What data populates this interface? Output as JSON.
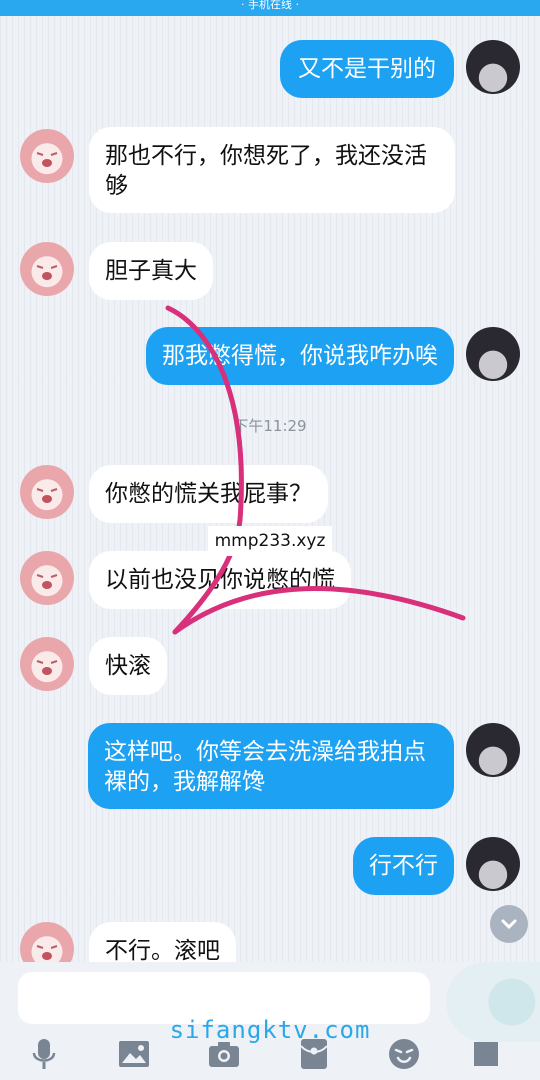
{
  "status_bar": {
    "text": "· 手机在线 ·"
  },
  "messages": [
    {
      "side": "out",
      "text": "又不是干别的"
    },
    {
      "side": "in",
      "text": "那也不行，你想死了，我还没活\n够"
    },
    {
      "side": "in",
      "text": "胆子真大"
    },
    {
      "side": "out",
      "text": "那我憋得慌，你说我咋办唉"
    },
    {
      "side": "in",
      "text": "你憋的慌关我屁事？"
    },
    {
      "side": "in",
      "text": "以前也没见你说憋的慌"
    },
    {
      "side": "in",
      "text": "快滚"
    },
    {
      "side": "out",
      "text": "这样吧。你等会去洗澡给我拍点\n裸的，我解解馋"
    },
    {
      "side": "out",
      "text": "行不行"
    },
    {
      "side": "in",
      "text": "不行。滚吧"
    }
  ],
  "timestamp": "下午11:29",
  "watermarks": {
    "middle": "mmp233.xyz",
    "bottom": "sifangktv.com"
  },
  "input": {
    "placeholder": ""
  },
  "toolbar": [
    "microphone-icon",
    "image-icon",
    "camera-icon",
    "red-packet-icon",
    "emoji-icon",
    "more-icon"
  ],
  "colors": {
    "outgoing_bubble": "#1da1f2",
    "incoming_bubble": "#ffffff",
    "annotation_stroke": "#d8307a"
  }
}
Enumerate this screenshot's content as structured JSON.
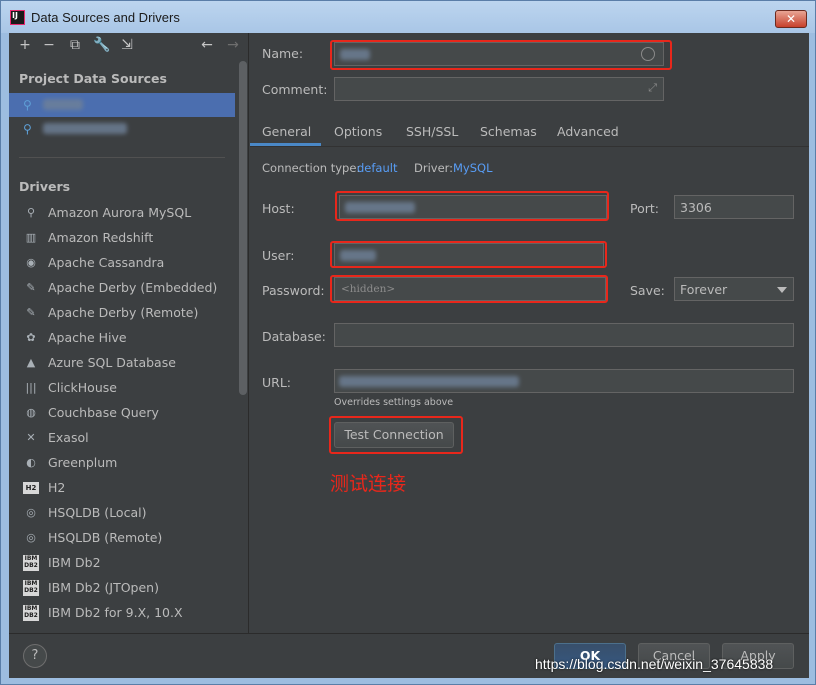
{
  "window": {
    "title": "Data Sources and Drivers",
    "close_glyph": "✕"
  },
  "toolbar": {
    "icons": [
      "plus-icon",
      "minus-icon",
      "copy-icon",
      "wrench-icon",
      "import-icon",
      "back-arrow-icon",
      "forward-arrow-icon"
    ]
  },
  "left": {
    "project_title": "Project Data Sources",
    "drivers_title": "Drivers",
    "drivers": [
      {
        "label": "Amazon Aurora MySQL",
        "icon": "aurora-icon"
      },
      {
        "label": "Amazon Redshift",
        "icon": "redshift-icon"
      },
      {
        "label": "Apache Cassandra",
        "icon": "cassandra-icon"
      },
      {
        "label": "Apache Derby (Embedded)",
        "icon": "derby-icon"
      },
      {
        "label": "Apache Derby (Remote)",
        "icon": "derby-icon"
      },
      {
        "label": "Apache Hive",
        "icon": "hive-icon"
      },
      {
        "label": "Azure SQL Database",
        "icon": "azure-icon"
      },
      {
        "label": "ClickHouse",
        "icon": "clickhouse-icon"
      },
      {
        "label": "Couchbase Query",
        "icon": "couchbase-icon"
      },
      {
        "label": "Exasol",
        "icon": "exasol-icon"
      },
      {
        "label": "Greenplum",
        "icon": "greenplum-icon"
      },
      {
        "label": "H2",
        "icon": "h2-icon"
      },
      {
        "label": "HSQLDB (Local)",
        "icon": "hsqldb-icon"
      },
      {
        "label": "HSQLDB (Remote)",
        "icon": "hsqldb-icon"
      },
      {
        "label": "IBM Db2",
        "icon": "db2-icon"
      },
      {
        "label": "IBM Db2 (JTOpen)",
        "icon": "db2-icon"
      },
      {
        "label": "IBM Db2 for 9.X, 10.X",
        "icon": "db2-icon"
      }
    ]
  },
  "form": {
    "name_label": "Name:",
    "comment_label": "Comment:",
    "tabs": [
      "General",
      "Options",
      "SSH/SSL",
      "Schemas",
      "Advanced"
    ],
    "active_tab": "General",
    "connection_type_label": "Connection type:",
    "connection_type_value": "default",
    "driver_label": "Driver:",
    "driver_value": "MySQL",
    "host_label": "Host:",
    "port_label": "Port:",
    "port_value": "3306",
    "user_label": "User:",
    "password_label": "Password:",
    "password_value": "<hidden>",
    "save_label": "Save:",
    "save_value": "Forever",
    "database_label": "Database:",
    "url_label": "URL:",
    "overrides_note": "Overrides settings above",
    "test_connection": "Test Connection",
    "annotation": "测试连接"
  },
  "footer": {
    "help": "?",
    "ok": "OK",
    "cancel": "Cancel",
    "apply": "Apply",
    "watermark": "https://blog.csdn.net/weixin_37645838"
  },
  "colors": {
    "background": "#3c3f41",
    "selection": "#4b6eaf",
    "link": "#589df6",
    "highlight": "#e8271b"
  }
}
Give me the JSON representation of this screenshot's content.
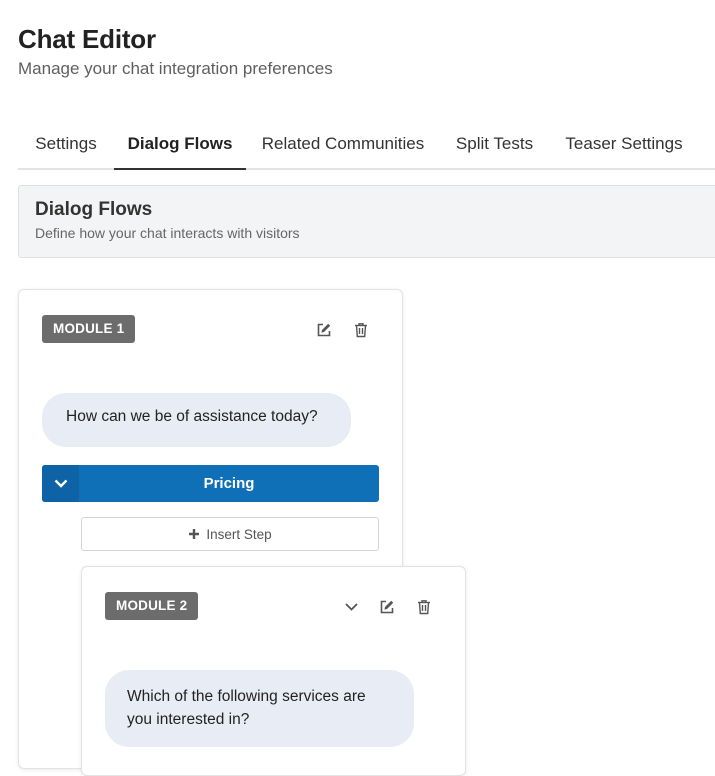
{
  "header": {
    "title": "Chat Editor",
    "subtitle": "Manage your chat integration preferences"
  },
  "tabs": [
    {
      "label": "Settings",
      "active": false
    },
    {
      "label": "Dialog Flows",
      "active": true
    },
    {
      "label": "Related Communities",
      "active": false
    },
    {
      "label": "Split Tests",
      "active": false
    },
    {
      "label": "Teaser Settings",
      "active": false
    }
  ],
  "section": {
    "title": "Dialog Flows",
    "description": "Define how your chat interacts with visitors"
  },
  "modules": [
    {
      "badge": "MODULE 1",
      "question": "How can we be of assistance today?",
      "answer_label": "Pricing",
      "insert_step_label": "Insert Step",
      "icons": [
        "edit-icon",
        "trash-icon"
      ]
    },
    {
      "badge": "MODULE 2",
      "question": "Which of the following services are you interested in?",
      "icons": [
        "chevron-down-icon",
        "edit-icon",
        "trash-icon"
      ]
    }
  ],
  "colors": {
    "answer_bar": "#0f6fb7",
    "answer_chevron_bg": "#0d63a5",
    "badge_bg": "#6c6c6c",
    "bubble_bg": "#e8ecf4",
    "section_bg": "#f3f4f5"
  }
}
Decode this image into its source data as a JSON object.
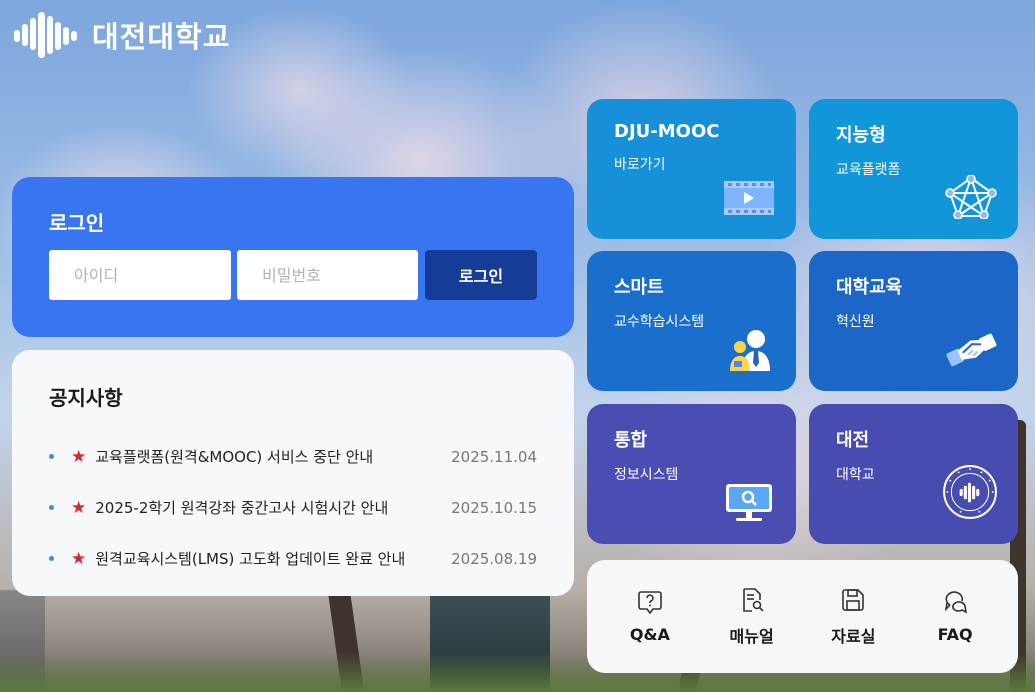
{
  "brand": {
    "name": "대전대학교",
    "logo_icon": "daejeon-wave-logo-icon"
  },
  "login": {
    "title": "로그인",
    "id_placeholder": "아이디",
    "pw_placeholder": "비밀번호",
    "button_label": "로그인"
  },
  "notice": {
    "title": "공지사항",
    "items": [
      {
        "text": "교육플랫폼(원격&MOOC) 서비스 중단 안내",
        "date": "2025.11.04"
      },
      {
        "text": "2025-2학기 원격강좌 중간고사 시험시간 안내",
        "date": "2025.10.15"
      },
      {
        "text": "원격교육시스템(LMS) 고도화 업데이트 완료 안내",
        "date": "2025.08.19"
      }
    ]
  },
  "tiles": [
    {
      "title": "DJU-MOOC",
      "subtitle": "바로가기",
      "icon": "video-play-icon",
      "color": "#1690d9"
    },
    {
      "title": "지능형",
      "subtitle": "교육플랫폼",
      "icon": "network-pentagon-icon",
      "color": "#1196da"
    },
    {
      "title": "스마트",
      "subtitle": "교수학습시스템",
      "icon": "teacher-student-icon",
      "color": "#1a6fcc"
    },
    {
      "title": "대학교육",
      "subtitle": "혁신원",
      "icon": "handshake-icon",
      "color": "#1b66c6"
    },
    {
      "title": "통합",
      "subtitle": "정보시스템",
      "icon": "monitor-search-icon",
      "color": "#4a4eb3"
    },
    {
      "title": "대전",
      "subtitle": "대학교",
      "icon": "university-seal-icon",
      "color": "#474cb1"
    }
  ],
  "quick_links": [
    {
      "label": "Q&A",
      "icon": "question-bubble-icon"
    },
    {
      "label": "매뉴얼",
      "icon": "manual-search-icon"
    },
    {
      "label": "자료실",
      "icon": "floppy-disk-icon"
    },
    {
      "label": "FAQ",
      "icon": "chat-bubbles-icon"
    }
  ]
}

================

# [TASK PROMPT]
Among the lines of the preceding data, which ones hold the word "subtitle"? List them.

# [RESPONSE TO THIS TASK]
    "subtitle": "Manage your chat integration preferences"
      "subtitle": "바로가기",
      "subtitle": "교육플랫폼",
      "subtitle": "교수학습시스템",
      "subtitle": "혁신원",
      "subtitle": "정보시스템",
      "subtitle": "대학교",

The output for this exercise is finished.